Directions
Your answer should be every line of the records that contains the word "elements", copied as it stands.

(Data entries)
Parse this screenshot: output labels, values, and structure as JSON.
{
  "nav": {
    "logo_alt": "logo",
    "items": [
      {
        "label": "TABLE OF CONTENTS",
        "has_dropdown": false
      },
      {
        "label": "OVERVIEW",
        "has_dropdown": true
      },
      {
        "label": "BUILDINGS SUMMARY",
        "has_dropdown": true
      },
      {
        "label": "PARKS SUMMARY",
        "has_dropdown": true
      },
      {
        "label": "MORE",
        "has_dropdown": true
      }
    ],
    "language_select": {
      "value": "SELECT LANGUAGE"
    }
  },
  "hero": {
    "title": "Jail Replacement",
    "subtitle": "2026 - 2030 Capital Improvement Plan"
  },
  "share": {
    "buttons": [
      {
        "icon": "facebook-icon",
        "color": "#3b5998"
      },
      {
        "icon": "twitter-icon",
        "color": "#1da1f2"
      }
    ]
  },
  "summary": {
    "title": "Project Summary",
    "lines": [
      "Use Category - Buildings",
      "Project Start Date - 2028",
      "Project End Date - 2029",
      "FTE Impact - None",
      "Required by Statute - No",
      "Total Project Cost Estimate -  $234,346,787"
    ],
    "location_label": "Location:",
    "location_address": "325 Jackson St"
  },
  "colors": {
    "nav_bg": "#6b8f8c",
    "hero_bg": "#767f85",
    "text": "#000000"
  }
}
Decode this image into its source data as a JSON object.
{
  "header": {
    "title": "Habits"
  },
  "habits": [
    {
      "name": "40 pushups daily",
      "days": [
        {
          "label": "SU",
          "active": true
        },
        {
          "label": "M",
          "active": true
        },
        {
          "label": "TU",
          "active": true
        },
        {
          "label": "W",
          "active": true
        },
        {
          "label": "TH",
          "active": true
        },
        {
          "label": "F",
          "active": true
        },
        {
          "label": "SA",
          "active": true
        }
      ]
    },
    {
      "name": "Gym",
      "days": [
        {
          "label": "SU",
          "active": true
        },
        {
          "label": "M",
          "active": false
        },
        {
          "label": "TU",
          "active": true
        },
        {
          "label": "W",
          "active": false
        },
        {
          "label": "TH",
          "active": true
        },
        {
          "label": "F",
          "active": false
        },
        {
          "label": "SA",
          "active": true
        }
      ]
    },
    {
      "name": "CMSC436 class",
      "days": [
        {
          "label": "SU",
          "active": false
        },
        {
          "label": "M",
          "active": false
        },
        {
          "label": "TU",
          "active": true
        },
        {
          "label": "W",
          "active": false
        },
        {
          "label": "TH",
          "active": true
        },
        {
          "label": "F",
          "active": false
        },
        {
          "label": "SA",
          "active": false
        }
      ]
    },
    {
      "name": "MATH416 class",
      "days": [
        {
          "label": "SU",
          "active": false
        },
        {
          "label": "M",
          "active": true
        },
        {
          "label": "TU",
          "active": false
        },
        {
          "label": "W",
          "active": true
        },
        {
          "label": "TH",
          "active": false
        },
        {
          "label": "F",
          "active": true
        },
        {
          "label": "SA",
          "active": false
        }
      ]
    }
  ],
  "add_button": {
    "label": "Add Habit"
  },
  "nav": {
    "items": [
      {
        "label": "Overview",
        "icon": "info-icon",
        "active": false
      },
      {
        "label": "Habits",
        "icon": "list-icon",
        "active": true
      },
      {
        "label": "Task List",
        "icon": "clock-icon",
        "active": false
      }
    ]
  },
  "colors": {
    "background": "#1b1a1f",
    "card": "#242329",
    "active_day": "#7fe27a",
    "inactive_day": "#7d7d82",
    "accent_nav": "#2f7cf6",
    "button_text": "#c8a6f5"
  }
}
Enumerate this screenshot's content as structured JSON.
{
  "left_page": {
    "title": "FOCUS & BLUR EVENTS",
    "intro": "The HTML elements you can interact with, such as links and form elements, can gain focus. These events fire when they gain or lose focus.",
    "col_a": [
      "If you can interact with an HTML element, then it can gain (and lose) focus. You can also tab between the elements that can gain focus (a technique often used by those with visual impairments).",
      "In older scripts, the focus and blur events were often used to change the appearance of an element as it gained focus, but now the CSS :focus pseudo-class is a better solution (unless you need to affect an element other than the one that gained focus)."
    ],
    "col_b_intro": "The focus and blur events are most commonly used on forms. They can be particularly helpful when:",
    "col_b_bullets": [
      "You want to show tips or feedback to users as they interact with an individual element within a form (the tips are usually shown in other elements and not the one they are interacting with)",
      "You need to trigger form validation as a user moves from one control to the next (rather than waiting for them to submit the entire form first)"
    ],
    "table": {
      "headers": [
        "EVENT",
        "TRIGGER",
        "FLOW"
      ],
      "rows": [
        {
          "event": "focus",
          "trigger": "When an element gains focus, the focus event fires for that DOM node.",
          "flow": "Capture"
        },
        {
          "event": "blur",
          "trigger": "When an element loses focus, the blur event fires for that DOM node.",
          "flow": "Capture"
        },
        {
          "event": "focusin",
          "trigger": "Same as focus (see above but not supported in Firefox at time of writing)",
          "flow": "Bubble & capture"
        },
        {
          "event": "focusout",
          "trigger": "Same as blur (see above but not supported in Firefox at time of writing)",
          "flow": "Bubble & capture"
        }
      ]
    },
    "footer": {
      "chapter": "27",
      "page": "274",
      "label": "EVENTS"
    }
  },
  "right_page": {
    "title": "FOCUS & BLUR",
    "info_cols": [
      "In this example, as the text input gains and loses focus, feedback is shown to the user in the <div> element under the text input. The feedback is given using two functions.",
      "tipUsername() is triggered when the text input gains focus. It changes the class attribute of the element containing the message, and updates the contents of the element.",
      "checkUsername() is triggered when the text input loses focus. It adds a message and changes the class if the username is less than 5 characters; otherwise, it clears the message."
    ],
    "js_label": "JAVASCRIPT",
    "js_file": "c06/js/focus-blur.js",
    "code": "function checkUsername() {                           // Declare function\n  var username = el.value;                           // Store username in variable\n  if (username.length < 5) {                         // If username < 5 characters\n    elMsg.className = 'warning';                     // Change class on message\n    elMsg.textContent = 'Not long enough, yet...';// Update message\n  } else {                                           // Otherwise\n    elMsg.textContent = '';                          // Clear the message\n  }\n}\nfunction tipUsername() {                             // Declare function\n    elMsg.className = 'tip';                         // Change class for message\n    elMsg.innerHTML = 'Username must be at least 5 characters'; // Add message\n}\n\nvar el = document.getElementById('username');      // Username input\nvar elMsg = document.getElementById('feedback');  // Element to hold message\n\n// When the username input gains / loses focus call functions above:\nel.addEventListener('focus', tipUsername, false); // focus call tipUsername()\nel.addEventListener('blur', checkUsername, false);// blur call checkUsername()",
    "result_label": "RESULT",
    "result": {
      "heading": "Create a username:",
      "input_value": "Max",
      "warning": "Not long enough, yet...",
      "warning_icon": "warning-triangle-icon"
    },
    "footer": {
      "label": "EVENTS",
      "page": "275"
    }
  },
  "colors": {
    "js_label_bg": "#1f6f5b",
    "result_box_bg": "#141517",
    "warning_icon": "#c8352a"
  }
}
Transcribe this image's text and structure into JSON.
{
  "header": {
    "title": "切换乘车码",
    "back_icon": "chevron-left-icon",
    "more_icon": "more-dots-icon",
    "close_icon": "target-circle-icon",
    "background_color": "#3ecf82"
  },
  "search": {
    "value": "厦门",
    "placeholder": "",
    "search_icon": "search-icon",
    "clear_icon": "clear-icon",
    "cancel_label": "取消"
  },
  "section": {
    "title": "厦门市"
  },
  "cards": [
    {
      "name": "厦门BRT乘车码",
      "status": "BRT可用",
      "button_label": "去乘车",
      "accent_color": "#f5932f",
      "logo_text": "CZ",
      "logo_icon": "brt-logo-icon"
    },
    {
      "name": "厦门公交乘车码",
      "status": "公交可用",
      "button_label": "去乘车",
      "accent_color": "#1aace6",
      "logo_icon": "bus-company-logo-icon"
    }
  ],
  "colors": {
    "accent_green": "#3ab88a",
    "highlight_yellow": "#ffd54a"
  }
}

Response to the task
    "intro": "The HTML elements you can interact with, such as links and form elements, can gain focus. These events fire when they gain or lose focus.",
      "If you can interact with an HTML element, then it can gain (and lose) focus. You can also tab between the elements that can gain focus (a technique often used by those with visual impairments).",
      "You want to show tips or feedback to users as they interact with an individual element within a form (the tips are usually shown in other elements and not the one they are interacting with)",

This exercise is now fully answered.